Source information |

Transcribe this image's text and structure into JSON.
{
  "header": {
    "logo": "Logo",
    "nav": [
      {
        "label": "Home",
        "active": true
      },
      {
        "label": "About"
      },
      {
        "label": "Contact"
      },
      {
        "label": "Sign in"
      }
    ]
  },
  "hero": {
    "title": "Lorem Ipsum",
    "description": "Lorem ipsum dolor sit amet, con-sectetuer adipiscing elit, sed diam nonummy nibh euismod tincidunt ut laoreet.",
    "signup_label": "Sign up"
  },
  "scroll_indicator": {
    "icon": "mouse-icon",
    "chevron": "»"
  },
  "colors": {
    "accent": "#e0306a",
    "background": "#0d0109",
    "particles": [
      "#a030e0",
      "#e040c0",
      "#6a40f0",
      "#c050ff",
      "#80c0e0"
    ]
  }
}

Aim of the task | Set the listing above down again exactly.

Written response |
Transcribe this image's text and structure into JSON.
{
  "header": {
    "logo": "Logo",
    "nav": [
      {
        "label": "Home",
        "active": true
      },
      {
        "label": "About"
      },
      {
        "label": "Contact"
      },
      {
        "label": "Sign in"
      }
    ]
  },
  "hero": {
    "title": "Lorem Ipsum",
    "description": "Lorem ipsum dolor sit amet, con-sectetuer adipiscing elit, sed diam nonummy nibh euismod tincidunt ut laoreet.",
    "signup_label": "Sign up"
  },
  "scroll_indicator": {
    "icon": "mouse-icon",
    "chevron": "»"
  },
  "colors": {
    "accent": "#e0306a",
    "background": "#0d0109",
    "particles": [
      "#a030e0",
      "#e040c0",
      "#6a40f0",
      "#c050ff",
      "#80c0e0"
    ]
  }
}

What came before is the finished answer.